© 2023 Innovation Trail

Historians debate location of early Dutch settlement in Albany

The Port of Albany has been the focus of a lot of attention lately because of community debate over the location of a proposed crude oil processing plant.

But before the industrial sites and rail yards moved in about 80 years ago, the port was known as Castle Island.

Several Capital Region historians believe the island is the site of the very first Dutch settlement in America, Fort Nassau. But nearly 400 years after it was abandoned, its exact location remains a mystery.

Two different local historians share what they know about the first fort in New York and possibly, America.

To get a clear view on the fort’s origins, I met up with retired historian Paul Huey at the Albany Public Library. The story of Fort Nassau begins with, who else, Henry Hudson.

In 1609 Hudson first sailed up the river that now bears his name. According Huey, a first mate on Hudson’s ship made a mistake in his navigation on that northward voyage…

“The measurements were 3 minutes off, at the tip of Manhattan Island where he took a reading and that error seems to have been consistent northward… it would place his northern most anchorage opposite the present day city of Albany, somewhere near state street.

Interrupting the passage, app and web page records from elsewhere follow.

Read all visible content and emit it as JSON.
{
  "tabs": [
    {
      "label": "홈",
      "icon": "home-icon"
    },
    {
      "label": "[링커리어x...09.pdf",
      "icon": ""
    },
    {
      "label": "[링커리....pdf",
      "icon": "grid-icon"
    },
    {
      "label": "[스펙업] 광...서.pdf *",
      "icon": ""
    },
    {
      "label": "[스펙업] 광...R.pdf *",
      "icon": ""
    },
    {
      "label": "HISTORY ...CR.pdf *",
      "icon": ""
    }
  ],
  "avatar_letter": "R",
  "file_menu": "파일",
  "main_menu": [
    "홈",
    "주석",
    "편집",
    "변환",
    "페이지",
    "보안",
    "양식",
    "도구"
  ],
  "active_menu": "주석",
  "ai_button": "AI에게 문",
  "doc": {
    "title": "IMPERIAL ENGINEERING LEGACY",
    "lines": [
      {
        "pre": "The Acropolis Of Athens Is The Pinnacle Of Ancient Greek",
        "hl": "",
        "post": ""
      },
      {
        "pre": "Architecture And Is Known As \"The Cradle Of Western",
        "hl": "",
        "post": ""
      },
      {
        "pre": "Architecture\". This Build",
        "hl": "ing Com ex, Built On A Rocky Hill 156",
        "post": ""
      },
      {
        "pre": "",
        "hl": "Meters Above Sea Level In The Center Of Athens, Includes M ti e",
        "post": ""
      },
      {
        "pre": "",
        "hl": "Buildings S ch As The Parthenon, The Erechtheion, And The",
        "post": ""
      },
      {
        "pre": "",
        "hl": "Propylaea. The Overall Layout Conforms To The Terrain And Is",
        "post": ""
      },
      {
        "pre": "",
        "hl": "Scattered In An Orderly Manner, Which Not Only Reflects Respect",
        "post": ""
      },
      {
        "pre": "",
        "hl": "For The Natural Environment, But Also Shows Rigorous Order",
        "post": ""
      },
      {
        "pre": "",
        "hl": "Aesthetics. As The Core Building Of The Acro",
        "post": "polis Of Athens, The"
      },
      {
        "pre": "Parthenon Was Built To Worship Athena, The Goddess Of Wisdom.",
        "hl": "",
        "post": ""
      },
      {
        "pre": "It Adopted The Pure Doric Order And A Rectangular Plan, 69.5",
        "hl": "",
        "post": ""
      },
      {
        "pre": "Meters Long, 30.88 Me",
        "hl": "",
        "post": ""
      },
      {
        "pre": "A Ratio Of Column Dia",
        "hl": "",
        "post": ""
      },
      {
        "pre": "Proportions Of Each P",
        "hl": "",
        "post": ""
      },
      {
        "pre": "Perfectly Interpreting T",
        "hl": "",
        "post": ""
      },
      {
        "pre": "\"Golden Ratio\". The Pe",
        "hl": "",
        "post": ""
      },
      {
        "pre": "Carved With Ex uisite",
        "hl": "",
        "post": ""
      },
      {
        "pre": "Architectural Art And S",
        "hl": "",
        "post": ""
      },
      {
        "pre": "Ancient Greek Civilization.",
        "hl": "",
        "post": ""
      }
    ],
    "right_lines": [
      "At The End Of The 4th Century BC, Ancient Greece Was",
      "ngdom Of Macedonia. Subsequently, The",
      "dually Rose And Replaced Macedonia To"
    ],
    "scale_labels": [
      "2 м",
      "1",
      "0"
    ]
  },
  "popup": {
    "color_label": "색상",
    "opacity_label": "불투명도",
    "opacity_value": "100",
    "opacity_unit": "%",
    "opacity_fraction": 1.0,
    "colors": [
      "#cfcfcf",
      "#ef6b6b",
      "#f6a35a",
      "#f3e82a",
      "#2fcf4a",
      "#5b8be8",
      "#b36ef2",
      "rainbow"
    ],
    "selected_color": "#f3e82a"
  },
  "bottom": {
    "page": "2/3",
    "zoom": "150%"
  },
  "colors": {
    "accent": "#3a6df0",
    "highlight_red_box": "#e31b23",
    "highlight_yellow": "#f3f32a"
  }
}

But if you subtract the 3 minutes in his minutes it places Henry Hudson at the Port of Albany.”

It was there Hudson met members of the Mowhawk and Mohegan nations.

“As soon as he returned back to England and then to the Netherlands word got out that the Indians that he has encountered were eager to trade their furs for European goods.”

Well, that opened the flood gates and numerous Dutch traders set sail for the ‘New World.’  

In 1614 Dutch trader, Hendrik Christensen decided the island had Hudson stumbled upon was the perfect site for a trading station and thus Fort Nassau was built. But Huey says that’s where the certainty ends…

“It’s very frustrating and the information is so sketchy about the fort and all we have are the dimensions of the building inside and the moat and the walls of the fort.”

So what is known?

“Actually if it was a typical Dutch fort we can surmise what it was like, because there are examples of forts of that size in the Netherlands today.”

To get a better feel for where the fort possibly stood, I head out to Castle Island or as it’s now known today, the Port of Albany.

Don Rittner, a Capital Region historian gave his theory on Fort Nassau’s location at a diner across from Global Companies giant oil storage containers.

“We know the size of the fort. We know basically it was a 58 by 58 foot square palisaded, or stockade what we call which is a series of vertical or horizontal timbers to protect the trading house. The trading house was about 38 by 20. So that was inside the stockade area.”

However, Rittner says the fort at Castle Island did not last.

“The sight was on this island for 3 or 4 years, it kept getting flooded out each year by the river and then in 1624 they went over on land and they built back on the main land and they built what was called Fort Orange.”

Fort Orange lasted much longer than Nassau before it too was abandoned, buried in time and earth and was eventually excavated in 1970. Artifacts discovered there are on display across the Hudson River at Fort Crailo in Rensselaer.

But, given that Fort Nassau predates Fort Orange, Rittner thinks the site is worth  excavating as well.

“Here you’re talking about basically an island that’s only really been developed since the 1930’s and in this particular area there’s a lot of it that’s open and so I don’t think it would cost as much to do a full scale archeological excavation than if we were digging in the downtown.”

Back at the Albany Library, historian Paul Huey says it may not be that simple.

Beginning in the 1920’s when Castle Island was converted to the Port of Albany, Huey says the land was raised by 18-feet to prevent future flooding. The creek that separated the island from the mainland was filled in, and train tracks were built over it.

“If you look at the Vingboons map, he very carefully draws in the depth of the water around the castle island and the water is deepest and closest to the island at the northern end.”

And if you were going drop anchor and dock your ship, the northern end of the island was the most logical place to do it.

Which would mean the remains of Fort Nassau is most likely beneath Island Creek Park, where Broadway intersects with Church Street.

But it’s still an educated guess.

So why bother with the alleged existence of hastily planned and intentionally abandoned fort? Because, Don Rittner says, it’s still a crucial part of our collective history.

“The Dutch contributions to American civilization which began with the building of this fort in 1614. It was a Dutch occupation in this area for 60 years before the English took over that created all of our freedoms that we take for granted today. And so you would think that you would want to save and preserve the symbol of what it means to be an American. That’s what makes this site so important.”

Standing in the Port of Albany, possibly over the buried ruins of Fort Nassau, I’m Jenna Flanagan for the Innovation Trial.

Related Content